When last Rich Franklin fought in the UFC, the light heavyweight title was still securely fastened around the waist of Mauricio Rua, Dan Henderson was still training for his Strikeforce championship bid against Rafael Cavalcante and Rashad Evans had just seen his immediate title hopes dashed by injury.
Fine, with regard to that last one maybe some things never change, but if Franklin returns on schedule from shoulder surgery this summer -- as his manger said this week that he will -- it’s safe to say he’ll face a 205-pound landscape that has shifted dramatically in his absence. When the former middleweight champ does get medically cleared, what options will be available for him in the cage? And how long will the 37-year-old look to stick it out on the active roster?
For Franklin, there is both good news and bad news.
The good news is, there will arguably be more viable and marketable matchups for him in the light heavyweight division come summer, 2012, not only against previously scheduled opponent Antonio Rogerio Nogueira, but with guys like the resurgent Tito Ortiz and the newly re-re-acquired Henderson.
The Ortiz bout just makes too much sense not to book and after Hendo took a hotly contested split decision victory over Franklin back at UFC 93, it’s doubtful either would argue with a redo, under the right circumstances. “Ace” was already signed to take on Nogueira at UFC 133 prior to his injury, so why not make that fight happen, too? In theory, those matchups would give Franklin a nice three-fight landing strip on which to close out his legendary career, assuming that’s what he wanted to do.
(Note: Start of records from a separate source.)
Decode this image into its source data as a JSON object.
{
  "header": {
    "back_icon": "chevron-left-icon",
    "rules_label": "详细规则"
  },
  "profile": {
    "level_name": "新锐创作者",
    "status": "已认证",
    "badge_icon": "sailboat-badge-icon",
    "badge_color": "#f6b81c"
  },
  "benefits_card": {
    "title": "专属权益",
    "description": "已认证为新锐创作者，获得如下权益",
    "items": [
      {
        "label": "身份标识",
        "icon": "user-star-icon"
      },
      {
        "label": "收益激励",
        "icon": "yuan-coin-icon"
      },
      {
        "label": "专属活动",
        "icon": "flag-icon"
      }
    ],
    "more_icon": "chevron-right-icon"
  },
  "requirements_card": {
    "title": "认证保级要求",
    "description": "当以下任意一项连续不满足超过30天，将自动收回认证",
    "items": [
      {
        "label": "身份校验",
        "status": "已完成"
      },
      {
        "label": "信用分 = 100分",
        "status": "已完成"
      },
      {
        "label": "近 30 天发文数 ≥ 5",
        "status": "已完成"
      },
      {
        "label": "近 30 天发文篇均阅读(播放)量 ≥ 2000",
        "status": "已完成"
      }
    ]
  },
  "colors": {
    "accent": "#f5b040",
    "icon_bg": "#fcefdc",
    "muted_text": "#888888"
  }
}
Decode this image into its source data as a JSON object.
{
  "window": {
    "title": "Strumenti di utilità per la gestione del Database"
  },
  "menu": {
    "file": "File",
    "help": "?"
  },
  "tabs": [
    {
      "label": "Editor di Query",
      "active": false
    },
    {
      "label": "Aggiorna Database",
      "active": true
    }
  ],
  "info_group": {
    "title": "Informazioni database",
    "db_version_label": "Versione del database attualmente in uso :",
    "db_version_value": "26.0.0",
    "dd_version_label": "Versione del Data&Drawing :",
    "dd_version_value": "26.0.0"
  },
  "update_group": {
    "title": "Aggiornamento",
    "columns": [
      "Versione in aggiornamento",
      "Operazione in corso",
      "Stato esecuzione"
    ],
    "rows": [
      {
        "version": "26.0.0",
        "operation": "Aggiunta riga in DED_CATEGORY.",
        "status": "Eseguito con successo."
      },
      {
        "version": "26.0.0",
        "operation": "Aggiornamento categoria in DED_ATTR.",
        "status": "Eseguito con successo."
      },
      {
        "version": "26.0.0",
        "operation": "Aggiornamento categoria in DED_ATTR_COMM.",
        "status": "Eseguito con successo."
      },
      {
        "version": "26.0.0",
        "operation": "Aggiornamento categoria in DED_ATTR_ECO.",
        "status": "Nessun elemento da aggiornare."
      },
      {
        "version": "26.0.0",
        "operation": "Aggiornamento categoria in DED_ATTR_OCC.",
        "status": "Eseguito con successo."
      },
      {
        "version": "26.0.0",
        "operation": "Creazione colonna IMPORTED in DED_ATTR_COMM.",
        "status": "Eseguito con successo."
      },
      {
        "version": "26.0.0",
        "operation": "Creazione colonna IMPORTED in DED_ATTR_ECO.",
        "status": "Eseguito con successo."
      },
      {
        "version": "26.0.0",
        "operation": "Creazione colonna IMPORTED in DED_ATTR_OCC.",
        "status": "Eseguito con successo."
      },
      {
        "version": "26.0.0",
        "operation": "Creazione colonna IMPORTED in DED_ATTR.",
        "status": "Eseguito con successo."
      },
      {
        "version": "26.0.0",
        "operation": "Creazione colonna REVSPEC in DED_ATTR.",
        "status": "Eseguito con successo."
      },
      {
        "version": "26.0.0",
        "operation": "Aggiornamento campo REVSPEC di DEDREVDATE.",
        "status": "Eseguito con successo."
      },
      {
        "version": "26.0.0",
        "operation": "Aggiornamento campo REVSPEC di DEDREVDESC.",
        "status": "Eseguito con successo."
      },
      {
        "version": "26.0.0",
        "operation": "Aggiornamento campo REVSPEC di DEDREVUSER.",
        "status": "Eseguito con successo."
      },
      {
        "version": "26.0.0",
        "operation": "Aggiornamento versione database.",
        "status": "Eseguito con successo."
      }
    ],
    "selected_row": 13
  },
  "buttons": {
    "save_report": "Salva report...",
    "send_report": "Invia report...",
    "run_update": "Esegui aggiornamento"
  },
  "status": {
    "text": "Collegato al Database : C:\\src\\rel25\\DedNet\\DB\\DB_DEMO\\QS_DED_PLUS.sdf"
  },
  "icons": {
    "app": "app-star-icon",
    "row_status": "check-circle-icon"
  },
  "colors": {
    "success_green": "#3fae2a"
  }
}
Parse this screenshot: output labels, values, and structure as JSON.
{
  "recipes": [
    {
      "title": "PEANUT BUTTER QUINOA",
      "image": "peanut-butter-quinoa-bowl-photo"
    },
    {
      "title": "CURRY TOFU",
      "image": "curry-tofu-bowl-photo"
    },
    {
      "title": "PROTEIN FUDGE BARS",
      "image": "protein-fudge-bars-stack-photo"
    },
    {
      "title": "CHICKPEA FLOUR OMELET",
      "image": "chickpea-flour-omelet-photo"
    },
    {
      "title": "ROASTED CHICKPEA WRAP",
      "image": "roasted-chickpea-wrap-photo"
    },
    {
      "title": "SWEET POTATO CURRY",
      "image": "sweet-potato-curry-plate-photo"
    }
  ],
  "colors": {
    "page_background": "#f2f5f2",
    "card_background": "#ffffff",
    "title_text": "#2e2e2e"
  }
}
The bad news is, the top of the division has only gotten younger and more crowded since he’s been gone, with Jon Jones currently appearing to have the title on lockdown and challengers already stacked three deep in Lyoto Machida, Rashad Evans and perhaps the winner of Henderson’s UFC 139 bout against Mauricio Rua. With an upper echelon that stacked and that dangerous, it seems like we’ve probably seen the end of Franklin as a legitimate championship contender, no matter who much longer he sees fit to keep his fighting life going.